The chapters are challenging, encouraging, and informative. There are references to historical pillars of faith. Every chapter had a great takeaway.
Would highly recommend!
Most Helpful Customer Reviews on Amazon.com (beta)
The book includes instruction on how to read the Bible with the heart, the mind, and within the context of the community. Foster, drawing from the work of Dallas Willard, wants to encourage his readers to take up the reading of the Bible in a way that one's character is transformed. He believes that the Bible, by God's grace, can help us to be disciplined people who "do the right thing at the right time for the right reason." Foster's final section instructs the reader on how they might be disciplined in relationships, discover freedom in Christ, and walk by God's grace.
This book is a good read with a number of examples drawn from Foster's experience and his extensive readings from classic devotional works. I would recommend this book for anyone who wants to further refine their approach to reading the Bible.

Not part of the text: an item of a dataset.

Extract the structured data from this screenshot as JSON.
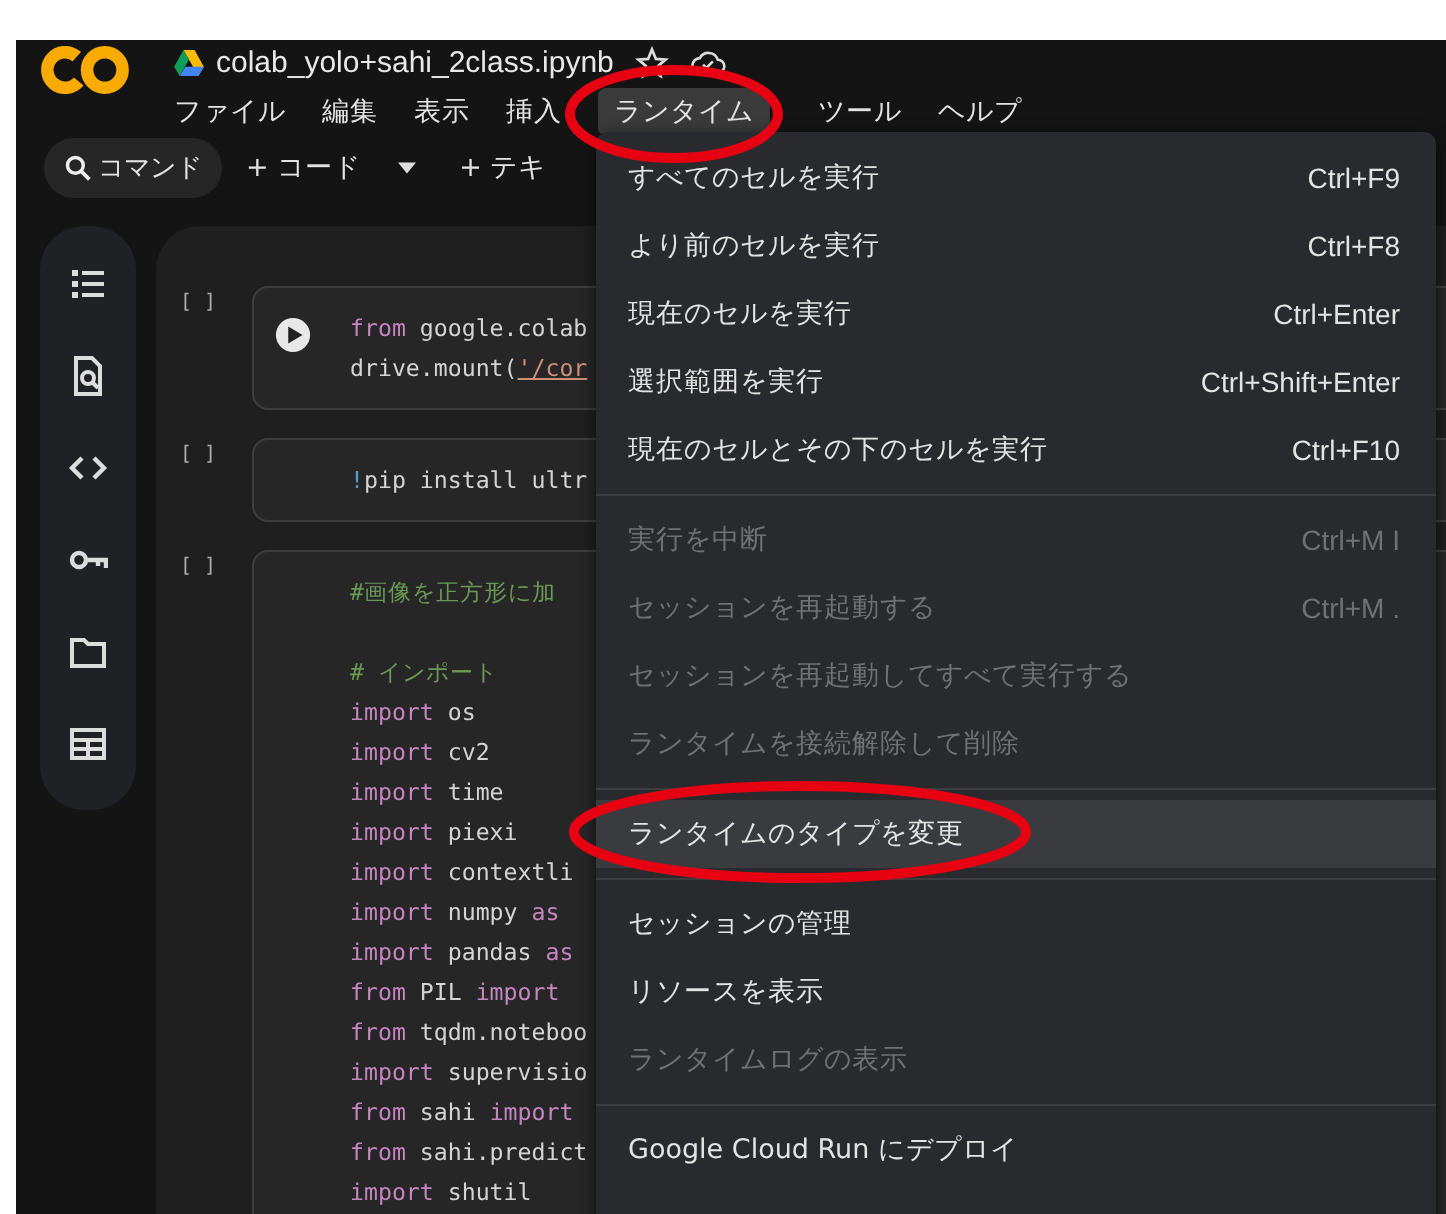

In this work Foster gives us the vision of what vision of what a life immersed in the scriptures can bring to us, the intention of our hearts, minds and community to do our part, and the means to begin the process.
People who have read any of Foster's previous works will see a common theme running through them - discipline, and this book is no exception. It does a fine job of reviewing the highlights of his past work and clarifying the spiritual disciplines again to ward us away from both `legalism' and `cheap grace' and guide us toward a life where we do what we can do and allow God to do what we cannot do.